Over the past two years, I’ve been closely watching the work of a budding new author in the horror field. Perhaps not a new author so much, but allow me to indulge the concept of a Pokemon-style “evolution”, or perhaps a superhero’s secret identity. Perhaps, like Billy Baxter or Bruce Banner, it takes a certain set of circumstances to allow Seanan McGuire to transform into Mira Grant. Whatever the case, I like the result.
Blackout is the third book in the Newsflesh trilogy by Mira Grant, a series set in the near future, after the 2014 “Rising” (read: Zombie Apocalypse). You can find my detailed reviews of the first and second novels here, but the short story is that they star a pair of young bloggers, adopted siblings Georgia and Shaun Mason, in their struggles to survive and expose a government conspiracy centered around, you guessed it, zombies. Oh, and they’re really, really good books. But, (FEED spoilers imminent!) George died at the end of the first book. So what is she doing in the opening of Blackout? (Yes, you’ve got to read the opening chapter to find out.)
One of the great assets that the Newsflesh trilogy has is the way that every book is a different type of story. Atop the overused backdrop of the zombie apocalypse, we have a novel about a conspiracy to sabotage a political campaign by a fanatic from the point of view of a calm, seasoned journalist; an action-packed romp against impossible odds where the villains just can’t help but to blow everything up; and now we have a story where simply surviving and living in peace requires helping genetic experiments escape from labs and uncovering the biggest government conspiracy in US history. There might be another author who’s blended zombies and one of these genres together so seamlessly, but I doubt that anyone else has done so as well, or done so three times.
Blackout takes all of the characters we’ve come to really love over the past two years- well, minus some of the ones who died- and brings them on a harrowing journey that continues to expand the universe while making an effort to answer every open question and even bring back characters that no one likes (in a good way). All five of the Masons are present here in one way or another (or more); aren’t they such a big, happy family?

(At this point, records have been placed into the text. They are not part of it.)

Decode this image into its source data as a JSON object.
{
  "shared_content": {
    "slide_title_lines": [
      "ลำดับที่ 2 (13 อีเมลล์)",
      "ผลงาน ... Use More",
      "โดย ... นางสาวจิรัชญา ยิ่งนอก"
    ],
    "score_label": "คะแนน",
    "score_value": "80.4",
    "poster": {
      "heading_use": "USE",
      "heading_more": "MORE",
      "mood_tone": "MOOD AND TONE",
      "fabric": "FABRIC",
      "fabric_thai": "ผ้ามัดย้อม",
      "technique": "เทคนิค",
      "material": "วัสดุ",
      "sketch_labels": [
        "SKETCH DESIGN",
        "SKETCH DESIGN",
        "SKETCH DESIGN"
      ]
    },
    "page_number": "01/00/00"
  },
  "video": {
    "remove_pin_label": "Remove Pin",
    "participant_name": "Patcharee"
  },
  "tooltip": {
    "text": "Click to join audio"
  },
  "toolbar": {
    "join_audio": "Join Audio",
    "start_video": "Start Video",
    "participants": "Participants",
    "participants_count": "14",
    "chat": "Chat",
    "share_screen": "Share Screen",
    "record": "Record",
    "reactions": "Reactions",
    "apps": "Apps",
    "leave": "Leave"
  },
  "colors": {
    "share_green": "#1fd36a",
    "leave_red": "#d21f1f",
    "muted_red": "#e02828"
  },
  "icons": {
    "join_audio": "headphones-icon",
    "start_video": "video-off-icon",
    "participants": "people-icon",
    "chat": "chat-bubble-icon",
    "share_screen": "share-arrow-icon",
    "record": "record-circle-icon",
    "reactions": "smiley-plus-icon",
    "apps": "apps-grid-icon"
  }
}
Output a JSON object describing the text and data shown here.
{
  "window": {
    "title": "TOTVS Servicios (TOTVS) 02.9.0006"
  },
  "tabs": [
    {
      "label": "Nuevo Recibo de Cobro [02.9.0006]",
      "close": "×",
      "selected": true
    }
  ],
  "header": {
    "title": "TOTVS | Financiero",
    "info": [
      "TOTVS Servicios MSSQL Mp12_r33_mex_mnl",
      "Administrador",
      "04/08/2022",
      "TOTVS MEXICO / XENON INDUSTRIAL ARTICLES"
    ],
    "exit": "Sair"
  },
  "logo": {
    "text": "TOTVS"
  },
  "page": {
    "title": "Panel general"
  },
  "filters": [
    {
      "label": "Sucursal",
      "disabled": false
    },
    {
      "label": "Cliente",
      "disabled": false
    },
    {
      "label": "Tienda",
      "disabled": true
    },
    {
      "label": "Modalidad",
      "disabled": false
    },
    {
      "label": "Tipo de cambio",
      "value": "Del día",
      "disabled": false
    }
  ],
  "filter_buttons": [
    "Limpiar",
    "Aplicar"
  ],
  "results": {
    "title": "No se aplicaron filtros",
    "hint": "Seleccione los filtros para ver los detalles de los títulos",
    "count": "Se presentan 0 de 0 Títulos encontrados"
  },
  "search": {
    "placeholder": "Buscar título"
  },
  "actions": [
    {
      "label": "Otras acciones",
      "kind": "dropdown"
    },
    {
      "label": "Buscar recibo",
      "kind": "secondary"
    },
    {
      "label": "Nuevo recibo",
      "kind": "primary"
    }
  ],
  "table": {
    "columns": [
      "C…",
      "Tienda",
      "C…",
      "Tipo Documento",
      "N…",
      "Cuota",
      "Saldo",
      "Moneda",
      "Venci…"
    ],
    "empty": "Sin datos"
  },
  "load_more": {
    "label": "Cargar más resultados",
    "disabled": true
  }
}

What with Stacey, Michael, Philip, Georgia, Georgia, Georgia, Shaun and Georgia. And no, four different versions of one of my favorite characters in fiction is not too much of a good thing. At least, except for the one who’s supposed to be complicit in blackmailing the human race. Aren’t those quirky relatives fun, though?
Blackout is what Harry Potter and the Deathly Hallows should have been. We have an ensemble cast, each doing their part to obtain the group’s human goals (Alaric’s orphaned and out of reach sister from the ending of Deadline) and commercial goals (rather, survival) in whatever place makes the most sense, with new, interesting characters, wrapping up of loose plot lines, and humor along the way. And zombies. The group doesn’t stick together just to make it easier for the author to write about, nor do they disappear and leave you wondering why they were necessary in the first place. And in keeping with the theme, some of them might become zombies.
While I don’t want to, I can’t help but label Blackout and Newsflesh with a few minor nit picks. It almost feels unfair to ask for these books to be even better than they already are, but as a wise character once said, “the truth will set us free”. One criticism I have is one that Sci-Fi seems, as a real, to universally forget to address. It seems almost as though media stopped producing anything in 2012. Every time a piece of media is alluded to, they’re Pre-Rising. Yes, this includes when they turn on the radio. This trope is actually subverted at one point, though- Maggie at one point references there being thirteen A Nightmare on Elm Street films (there are nine to date). My other minor quibble is that Becks seems to have down-graded at times from a more fleshed out, likable character in Deadline to a more two-dimensional angry Irwin in Blackout. Everything she experiences in that novel points her in that direction, but it is a bit of a down grade for the leading lady of the second book.
While this is likely to be the last novel in the franchise, it does a great job of wrapping up the main story, and Mira Grant has published several short stories pertaining to the Rising, which I hope to god are eventually collected in a prequel anthology titled The Rising. Until then, these are still some of the best zombie, blogging, and several other genre novels you’re likely to find and I can’t urge reading them enough.